Anyone who is serious about deliberating a way out of the automobile industry crisis should also be open-minded enough to recognize that good advice may come from beyond our national borders. Consider, for example, Gabor Steingart, whose thoughtful pieces on economic problems appear regularly at SPIEGEL ONLINE. His latest is entitled "How to Save Detroit From Itself," with the intriguing subtitle, "The Bill Gates Method." Sure enough, the punch line of his analysis is based on a visit he made to Gates when Microsoft was on a vigorous rise:
Two decades ago, I met the still-youthful Gates in his Seattle office and noticed it was no larger than a corner shop in New York.

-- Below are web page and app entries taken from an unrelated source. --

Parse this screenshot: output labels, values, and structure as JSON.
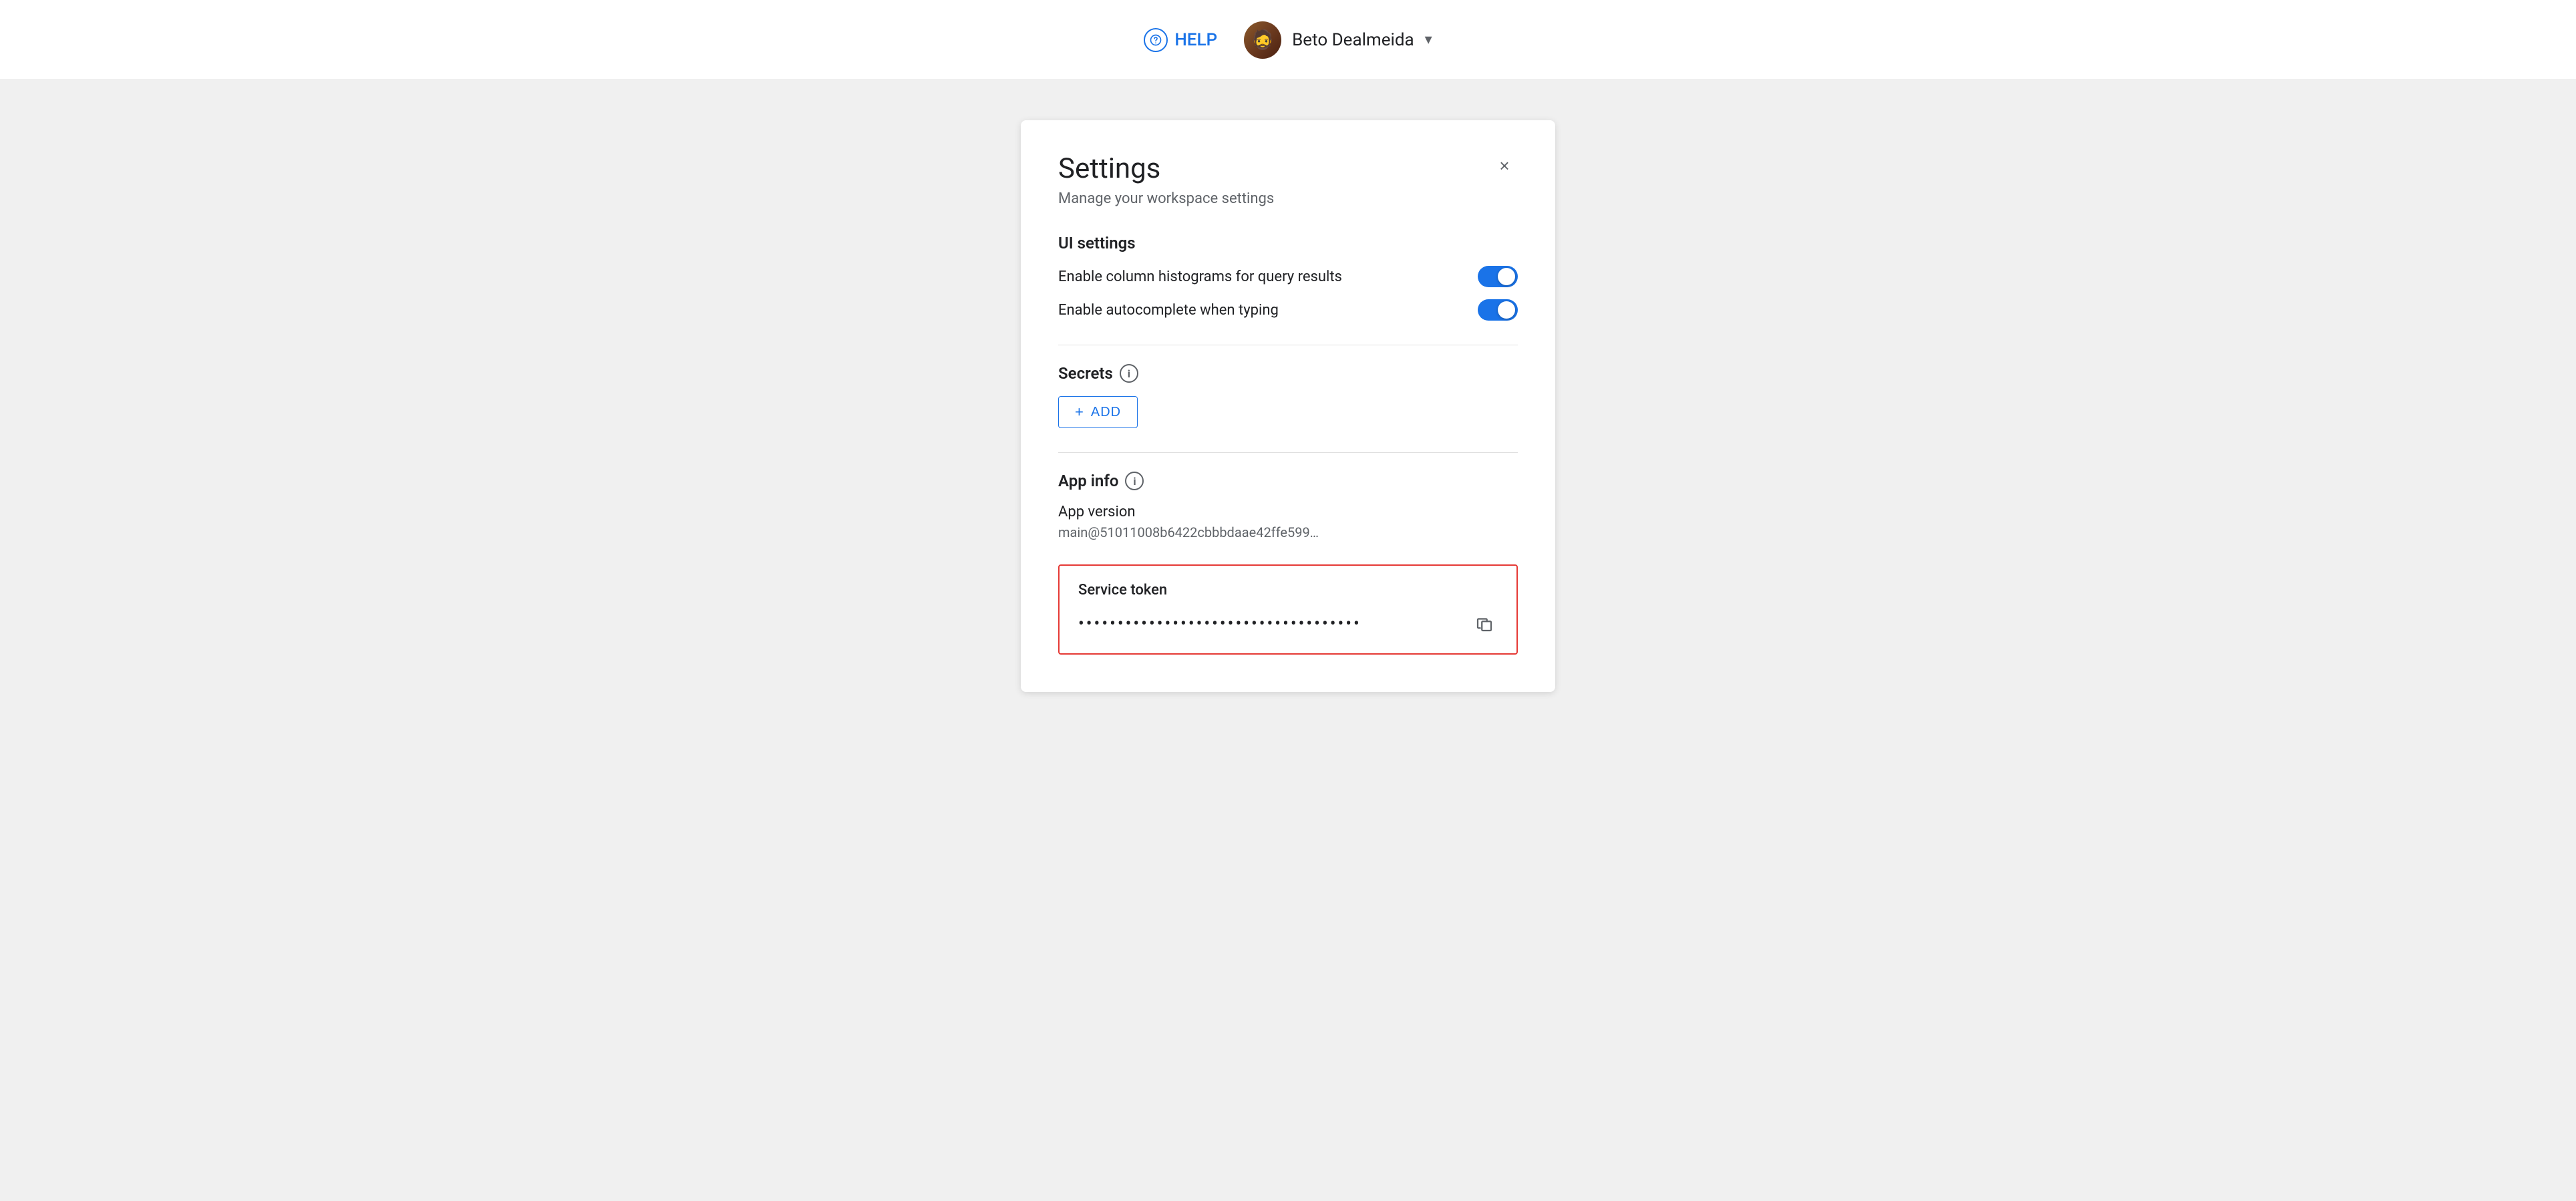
{
  "topbar": {
    "help_label": "HELP",
    "user_name": "Beto Dealmeida",
    "dropdown_symbol": "▾"
  },
  "settings": {
    "title": "Settings",
    "subtitle": "Manage your workspace settings",
    "close_label": "×",
    "ui_settings": {
      "section_title": "UI settings",
      "toggle1_label": "Enable column histograms for query results",
      "toggle2_label": "Enable autocomplete when typing"
    },
    "secrets": {
      "section_title": "Secrets",
      "add_button_label": "ADD"
    },
    "app_info": {
      "section_title": "App info",
      "app_version_label": "App version",
      "app_version_value": "main@51011008b6422cbbbdaae42ffe599…"
    },
    "service_token": {
      "section_title": "Service token",
      "token_dots": "••••••••••••••••••••••••••••••••••••"
    }
  },
  "icons": {
    "help": "💡",
    "info": "i",
    "copy": "copy"
  }
}
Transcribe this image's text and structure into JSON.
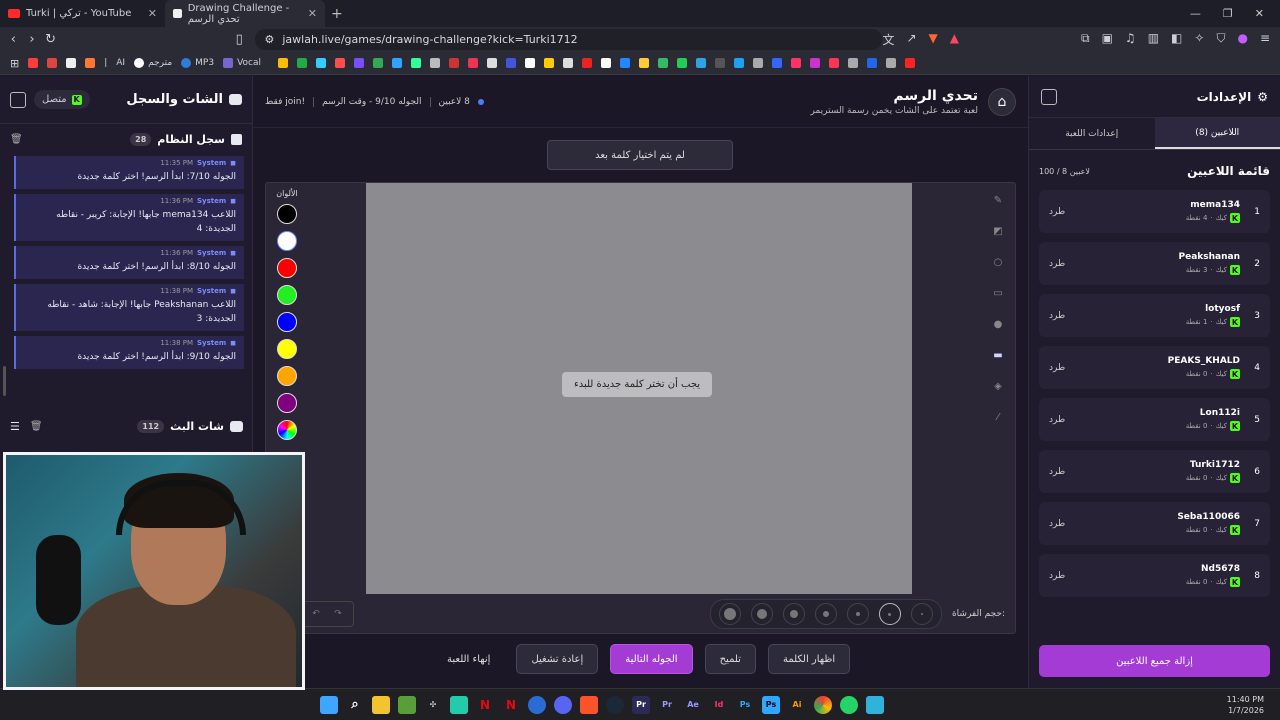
{
  "browser": {
    "tabs": [
      {
        "label": "Turki | تركي - YouTube",
        "active": false
      },
      {
        "label": "Drawing Challenge - تحدي الرسم",
        "active": true
      }
    ],
    "url": "jawlah.live/games/drawing-challenge?kick=Turki1712",
    "bookmarks": [
      "AI",
      "مترجم",
      "MP3",
      "Vocal"
    ],
    "bookmark_colors": [
      "#ff3b3b",
      "#d44",
      "#eee",
      "#ff7733",
      "#7c4dff",
      "#34a853",
      "#33ccff",
      "#ff4d4d",
      "#fbbc05",
      "#22aa44",
      "#2ea3ff",
      "#33ff99",
      "#bbbbbb",
      "#cc3333",
      "#ee3355",
      "#dddddd",
      "#4455dd",
      "#ffffff",
      "#ffcc00",
      "#dddddd",
      "#ee2222",
      "#ffffff",
      "#2288ff",
      "#ffcc33",
      "#33bb66",
      "#22cc55",
      "#2ba4e0",
      "#555555",
      "#1da1f2",
      "#aaaaaa",
      "#3366ff",
      "#ff3366",
      "#cc33cc",
      "#ff3355",
      "#aaaaaa",
      "#2266ee",
      "#aaaaaa",
      "#ff2222"
    ]
  },
  "left_panel": {
    "title": "الشات والسجل",
    "online": "متصل",
    "system_log": {
      "title": "سجل النظام",
      "count": "28",
      "items": [
        {
          "sender": "System",
          "time": "11:35 PM",
          "text": "الجوله 7/10: ابدأ الرسم! اختر كلمة جديدة"
        },
        {
          "sender": "System",
          "time": "11:36 PM",
          "text": "اللاعب mema134 جابها! الإجابة: كريبر - نقاطه الجديدة: 4"
        },
        {
          "sender": "System",
          "time": "11:36 PM",
          "text": "الجوله 8/10: ابدأ الرسم! اختر كلمة جديدة"
        },
        {
          "sender": "System",
          "time": "11:38 PM",
          "text": "اللاعب Peakshanan جابها! الإجابة: شاهد - نقاطه الجديدة: 3"
        },
        {
          "sender": "System",
          "time": "11:38 PM",
          "text": "الجوله 9/10: ابدأ الرسم! اختر كلمة جديدة"
        }
      ]
    },
    "stream_chat": {
      "title": "شات البث",
      "count": "112"
    }
  },
  "center": {
    "title": "تحدي الرسم",
    "subtitle": "لعبة تعتمد على الشات يخمن رسمة الستريمر",
    "players_count": "8 لاعبين",
    "round": "الجوله 9/10 - وقت الرسم",
    "join_hint": "!join فقط",
    "word_status": "لم يتم اختيار كلمة بعد",
    "canvas_message": "يجب أن تختر كلمة جديدة للبدء",
    "colors_label": "الألوان",
    "colors": [
      "#000000",
      "#ffffff",
      "#ff0000",
      "#22ee22",
      "#0000ff",
      "#ffff00",
      "#ffa500",
      "#800080"
    ],
    "brush_size_label": "حجم الفرشاة:",
    "brush_sizes": [
      2,
      3,
      4,
      6,
      8,
      10,
      12
    ],
    "selected_brush_index": 1,
    "actions": {
      "reveal": "اظهار الكلمة",
      "hint": "تلميح",
      "next_round": "الجوله التالية",
      "restart": "إعادة تشغيل",
      "end_game": "إنهاء اللعبة"
    }
  },
  "right_panel": {
    "title": "الإعدادات",
    "tabs": {
      "players": "اللاعبين (8)",
      "game_settings": "إعدادات اللعبة"
    },
    "list_title": "قائمة اللاعبين",
    "list_count": "100 / 8 لاعبين",
    "kick_label": "طرد",
    "platform": "كيك",
    "players": [
      {
        "rank": "1",
        "name": "mema134",
        "points": "4 نقطة"
      },
      {
        "rank": "2",
        "name": "Peakshanan",
        "points": "3 نقطة"
      },
      {
        "rank": "3",
        "name": "lotyosf",
        "points": "1 نقطة"
      },
      {
        "rank": "4",
        "name": "PEAKS_KHALD",
        "points": "0 نقطة"
      },
      {
        "rank": "5",
        "name": "Lon112i",
        "points": "0 نقطة"
      },
      {
        "rank": "6",
        "name": "Turki1712",
        "points": "0 نقطة"
      },
      {
        "rank": "7",
        "name": "Seba110066",
        "points": "0 نقطة"
      },
      {
        "rank": "8",
        "name": "Nd5678",
        "points": "0 نقطة"
      }
    ],
    "remove_all": "إزالة جميع اللاعبين"
  },
  "taskbar": {
    "time": "11:40 PM",
    "date": "1/7/2026",
    "icon_labels": [
      "Pr",
      "Ae",
      "Id",
      "Ps",
      "Ps",
      "Ai"
    ]
  }
}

A young-seeming man sat in front of me who see-sawed on his chair like a kid on a rocking horse. He spoke quietly, thought carefully and listened to himself.
He told me his ideas about revolutionizing the software industry. I understood very little. The young man was feverishly immersed in a world of memory chips and operating systems. But I did notice that he mistrusted himself. He said his most important helpers in business were not software engineers, or even his own talents, but dissatisfied customers. He listened in on his company's phone bank, heard the curses and outraged voices of his customers, and tried to learn something.
He built a world-class company out of their complaints. In Detroit, meanwhile, the car industry has moved seamlessly in the opposite direction -- from early success to arrogance.
Any successful rescue plan for Detroit will require both money and genius. The new strong man will have to look and think like Bill Gates. The list of guiding principles of the Gates Foundation, a charitable trust which he runs with his wife Melinda, makes it sound as if the foundation could save American capitalism. Long-term orientation is indispensable, it says. A company needs "room for growth and change." And then there's a line that could open the next employee meeting in Detroit: "We take risks, make big bets, and move with urgency. We are in for the long haul."
Ultimately, this is a story about how rules change and about how survival depends on being flexible enough to change with them. Where cars are concerned, outraged customers can easily vote on the basis of the car they choose to drive; so Detroit executives could have learned their lesson without listening in on customer service phone calls. However, if they are incapable of learning from all the data points available to them, then, as Steingart has put it, anything that passes for a "rescue plan" cannot be anything other than "a multi-billion-dollar assisted suicide." Is anyone in the White House taking the time to read Steingart's analyses these days?